While schools in New Orleans were undergoing reform, the special education students were being left behind–a well documented ill even before Katrina. Triplett asserts that not every school has to be designed to work with special needs students, but some schools should. She said a number of schools, despite their best efforts, don’t have the capacity to address the needs of students with documented emotional or behavioral disabilities.
So she sought a change.
Her school, Noble Minds Institute for Whole Child Learning, takes the approach of whole child learning with academic and therapeutic services for children with special needs and for their families seeking a more nurturing environment for their students.
Johnson and Triplett were on the same flight to New York. They didn’t sit together but shared a cab from the airport. In the air, she went over her pitch mentally a few times, to make sure the timing was right, before taking a brief nap. “We had just finished Launch, I was doing pop-up schools and writing a charter,” she says. “Having permission to disconnect was good.”
But once off the plane, she knew it was time to go to work. She felt some anxiety because there was no time to change and get to the hotel, but that feeling quickly shifted. On the cab ride in with Johnson, she received an email that she had moved to the second of three phases of the Future of Schools Challenge, a partnership between New Schools New Orleans and 4.0 Schools with support from the Khan Academy that sought bold school designers, nationwide, to produce radically student-centered schools. Triplett said she felt a sense of relief that she could continue because of that financial investment.
“It was just a thankfulness that people got it and respected what I’m trying to do,” she says. “When people invest in other people, it’s because they are aligned with the mission that they are trying actualize.”
Triplett making the case for a school model in New Orleans focusing on restorative justice while at the 2014 Launch Cohort 10 Pitch Night at Scholastic. Photo by Harlin Miller.
Johnson, an ever jovial person, initially had different emotions during that taxi ride. They were the only members of Cohort 9 also in the Future of Schools Challenge and Johnson said during the process, Triplett became a mentor and a big sister.

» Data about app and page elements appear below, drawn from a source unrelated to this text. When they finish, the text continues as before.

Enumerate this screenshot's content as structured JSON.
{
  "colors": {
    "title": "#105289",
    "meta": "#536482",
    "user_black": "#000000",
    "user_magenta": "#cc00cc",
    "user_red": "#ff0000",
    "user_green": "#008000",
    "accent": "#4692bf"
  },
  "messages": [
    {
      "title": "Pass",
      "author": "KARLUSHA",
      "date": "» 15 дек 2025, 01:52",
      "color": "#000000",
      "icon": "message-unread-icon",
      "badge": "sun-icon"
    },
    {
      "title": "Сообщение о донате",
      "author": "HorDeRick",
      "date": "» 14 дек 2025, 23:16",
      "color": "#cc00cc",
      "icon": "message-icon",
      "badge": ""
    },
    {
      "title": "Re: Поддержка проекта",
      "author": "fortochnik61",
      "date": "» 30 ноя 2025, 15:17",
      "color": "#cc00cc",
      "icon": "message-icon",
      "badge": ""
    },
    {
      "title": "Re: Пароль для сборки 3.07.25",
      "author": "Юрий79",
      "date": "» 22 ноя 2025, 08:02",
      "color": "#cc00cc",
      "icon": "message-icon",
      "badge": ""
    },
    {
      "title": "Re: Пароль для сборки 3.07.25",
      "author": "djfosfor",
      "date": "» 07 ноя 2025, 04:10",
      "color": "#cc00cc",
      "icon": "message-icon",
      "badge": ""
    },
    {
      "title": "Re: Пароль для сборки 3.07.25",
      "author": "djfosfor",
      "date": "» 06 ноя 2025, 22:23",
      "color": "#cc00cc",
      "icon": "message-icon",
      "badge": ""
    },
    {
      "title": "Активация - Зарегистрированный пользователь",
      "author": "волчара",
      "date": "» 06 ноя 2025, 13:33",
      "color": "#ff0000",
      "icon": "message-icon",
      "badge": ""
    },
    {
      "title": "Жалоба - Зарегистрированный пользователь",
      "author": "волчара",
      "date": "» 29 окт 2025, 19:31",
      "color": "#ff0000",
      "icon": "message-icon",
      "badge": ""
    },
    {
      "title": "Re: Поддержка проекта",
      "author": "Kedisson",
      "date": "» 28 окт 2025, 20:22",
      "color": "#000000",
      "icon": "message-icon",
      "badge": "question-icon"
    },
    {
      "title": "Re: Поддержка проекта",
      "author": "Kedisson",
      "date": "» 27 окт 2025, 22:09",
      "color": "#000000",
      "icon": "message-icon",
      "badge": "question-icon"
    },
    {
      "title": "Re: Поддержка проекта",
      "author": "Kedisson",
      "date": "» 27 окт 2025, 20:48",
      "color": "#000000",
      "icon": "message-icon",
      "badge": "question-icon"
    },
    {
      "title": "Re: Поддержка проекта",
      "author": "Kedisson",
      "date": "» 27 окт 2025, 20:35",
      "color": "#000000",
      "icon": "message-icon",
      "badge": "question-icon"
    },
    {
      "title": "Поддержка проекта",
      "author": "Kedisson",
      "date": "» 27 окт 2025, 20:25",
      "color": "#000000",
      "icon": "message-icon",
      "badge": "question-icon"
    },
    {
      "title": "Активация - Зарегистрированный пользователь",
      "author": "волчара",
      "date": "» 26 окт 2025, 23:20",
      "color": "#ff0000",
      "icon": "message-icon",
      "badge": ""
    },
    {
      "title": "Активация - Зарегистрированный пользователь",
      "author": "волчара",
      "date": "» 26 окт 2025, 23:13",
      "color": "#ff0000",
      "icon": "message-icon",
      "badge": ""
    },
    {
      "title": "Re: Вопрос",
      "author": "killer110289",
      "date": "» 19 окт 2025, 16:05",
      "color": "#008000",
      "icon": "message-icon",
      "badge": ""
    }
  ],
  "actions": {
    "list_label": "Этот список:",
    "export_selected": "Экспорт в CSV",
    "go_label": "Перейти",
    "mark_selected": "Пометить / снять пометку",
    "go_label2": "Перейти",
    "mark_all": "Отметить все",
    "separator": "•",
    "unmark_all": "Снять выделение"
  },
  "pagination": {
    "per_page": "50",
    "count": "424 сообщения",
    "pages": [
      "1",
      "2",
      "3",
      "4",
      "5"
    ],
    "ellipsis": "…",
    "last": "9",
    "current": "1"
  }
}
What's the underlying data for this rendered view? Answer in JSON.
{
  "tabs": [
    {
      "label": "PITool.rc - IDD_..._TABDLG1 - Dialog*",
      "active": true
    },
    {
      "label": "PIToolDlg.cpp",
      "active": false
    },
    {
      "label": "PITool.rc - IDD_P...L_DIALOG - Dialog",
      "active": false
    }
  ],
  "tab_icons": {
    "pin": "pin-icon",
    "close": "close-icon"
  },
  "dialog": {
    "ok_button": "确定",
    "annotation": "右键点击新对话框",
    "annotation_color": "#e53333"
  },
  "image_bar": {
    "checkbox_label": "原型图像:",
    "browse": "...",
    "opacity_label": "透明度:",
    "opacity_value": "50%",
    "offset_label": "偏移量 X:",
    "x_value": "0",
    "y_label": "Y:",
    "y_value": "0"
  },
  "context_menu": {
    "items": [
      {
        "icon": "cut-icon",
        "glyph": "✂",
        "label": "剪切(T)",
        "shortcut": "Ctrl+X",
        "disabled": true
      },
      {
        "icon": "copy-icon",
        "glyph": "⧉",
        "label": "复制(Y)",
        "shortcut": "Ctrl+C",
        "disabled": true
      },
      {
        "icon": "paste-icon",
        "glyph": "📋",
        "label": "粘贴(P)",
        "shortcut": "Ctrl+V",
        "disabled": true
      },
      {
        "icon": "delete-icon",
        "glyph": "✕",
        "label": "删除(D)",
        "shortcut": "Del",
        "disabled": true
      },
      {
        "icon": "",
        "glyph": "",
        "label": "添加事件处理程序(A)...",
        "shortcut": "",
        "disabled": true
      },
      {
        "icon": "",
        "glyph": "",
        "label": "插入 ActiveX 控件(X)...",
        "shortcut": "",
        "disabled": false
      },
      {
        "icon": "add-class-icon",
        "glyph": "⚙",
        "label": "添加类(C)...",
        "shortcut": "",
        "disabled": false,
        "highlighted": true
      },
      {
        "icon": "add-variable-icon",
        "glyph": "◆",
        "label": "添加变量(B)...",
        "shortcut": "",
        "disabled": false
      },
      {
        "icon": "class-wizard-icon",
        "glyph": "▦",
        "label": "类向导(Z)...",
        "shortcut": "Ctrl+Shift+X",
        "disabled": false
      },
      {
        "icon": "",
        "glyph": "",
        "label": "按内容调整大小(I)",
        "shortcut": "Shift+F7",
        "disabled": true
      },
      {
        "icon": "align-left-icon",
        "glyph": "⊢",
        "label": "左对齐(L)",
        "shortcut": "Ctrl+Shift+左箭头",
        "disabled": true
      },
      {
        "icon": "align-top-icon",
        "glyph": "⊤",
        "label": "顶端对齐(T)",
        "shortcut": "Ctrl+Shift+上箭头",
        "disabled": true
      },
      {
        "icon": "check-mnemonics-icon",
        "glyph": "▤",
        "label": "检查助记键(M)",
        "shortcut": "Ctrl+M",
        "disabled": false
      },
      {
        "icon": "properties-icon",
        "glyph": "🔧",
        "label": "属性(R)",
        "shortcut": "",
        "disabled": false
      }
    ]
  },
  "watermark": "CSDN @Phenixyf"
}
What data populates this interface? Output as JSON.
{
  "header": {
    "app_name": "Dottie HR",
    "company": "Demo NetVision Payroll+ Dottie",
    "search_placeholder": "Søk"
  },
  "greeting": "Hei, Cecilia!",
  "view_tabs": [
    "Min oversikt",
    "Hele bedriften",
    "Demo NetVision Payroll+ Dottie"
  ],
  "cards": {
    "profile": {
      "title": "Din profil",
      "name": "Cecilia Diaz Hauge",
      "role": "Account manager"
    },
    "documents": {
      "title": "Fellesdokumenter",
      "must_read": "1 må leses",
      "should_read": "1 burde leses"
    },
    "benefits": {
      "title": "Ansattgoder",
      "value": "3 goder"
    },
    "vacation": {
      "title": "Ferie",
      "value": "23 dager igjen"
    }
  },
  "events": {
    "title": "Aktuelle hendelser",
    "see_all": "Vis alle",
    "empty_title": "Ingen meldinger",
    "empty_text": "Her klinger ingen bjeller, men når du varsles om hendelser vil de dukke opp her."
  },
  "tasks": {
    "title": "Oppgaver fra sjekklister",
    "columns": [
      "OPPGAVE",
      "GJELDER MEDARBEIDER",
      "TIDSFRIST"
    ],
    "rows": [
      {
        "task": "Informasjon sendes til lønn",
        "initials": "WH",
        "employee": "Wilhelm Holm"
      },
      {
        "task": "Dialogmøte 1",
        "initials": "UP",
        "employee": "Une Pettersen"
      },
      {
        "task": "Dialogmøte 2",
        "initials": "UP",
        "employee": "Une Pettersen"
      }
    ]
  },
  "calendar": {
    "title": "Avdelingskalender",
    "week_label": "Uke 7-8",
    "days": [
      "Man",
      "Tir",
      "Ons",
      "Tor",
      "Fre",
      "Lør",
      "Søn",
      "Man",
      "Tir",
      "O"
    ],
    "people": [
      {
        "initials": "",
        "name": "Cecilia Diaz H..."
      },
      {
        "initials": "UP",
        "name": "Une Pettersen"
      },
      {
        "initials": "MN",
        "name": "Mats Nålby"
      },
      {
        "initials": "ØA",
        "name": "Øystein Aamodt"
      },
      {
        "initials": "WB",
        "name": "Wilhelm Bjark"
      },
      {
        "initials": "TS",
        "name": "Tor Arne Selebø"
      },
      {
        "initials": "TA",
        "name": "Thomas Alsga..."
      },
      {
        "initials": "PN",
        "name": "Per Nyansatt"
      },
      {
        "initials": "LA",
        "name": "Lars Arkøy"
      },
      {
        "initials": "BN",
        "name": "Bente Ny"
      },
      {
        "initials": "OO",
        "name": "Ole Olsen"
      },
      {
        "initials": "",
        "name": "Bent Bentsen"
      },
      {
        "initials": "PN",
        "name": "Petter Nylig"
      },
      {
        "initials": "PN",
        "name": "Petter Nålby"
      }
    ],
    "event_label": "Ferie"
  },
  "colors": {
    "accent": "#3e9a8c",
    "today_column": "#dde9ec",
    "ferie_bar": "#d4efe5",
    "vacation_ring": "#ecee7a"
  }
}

She said she took a “shine” to him right way and they learned from each other. So, it was clear to Triplett that Johnson was stressed “picking between children that I love so much and founding a school that I will have a broader opportunity to do,” he recalled. They exited the cab and proceeded to pitch.
Dr. Vera Triplett pitches Noble Minds at the Launch Cohort 10 Pitch Night in New York City. Videography by Liz Cole.
Ultimately, Triplett didn’t win the competition either. The evening, however, was valuable and allowed her to share her vision with a room full of educational supporters. Before returning to New Orleans to resume the work of building their schools, Johnson and Triplett celebrated with the 4.0 family. But, it was Triplett’s words in the cab ride that comforted Johnson. “I remember her telling me that everything would be alright,” he said. “And that the school I was founding would be worth the struggle.”
Editor’s Note: This story documents the journey of Jonathan Johnson and Vera Triplett, winners of the 2014 Future of School Challenge, hosted by 4.0 Schools and New Schools for New Orleans, with Support from the Khan Academy. In part one of the series, L. Kasimu Harris follows the two school founders during the oft under reported early stages of their school design – from idea to prototype.
L. Kasimu Harris is a New Orleans correspondent for 4.0 Schools. He is a NOLA native, Ole Miss alum, and also covers style at ParishChic. Read more of his work here.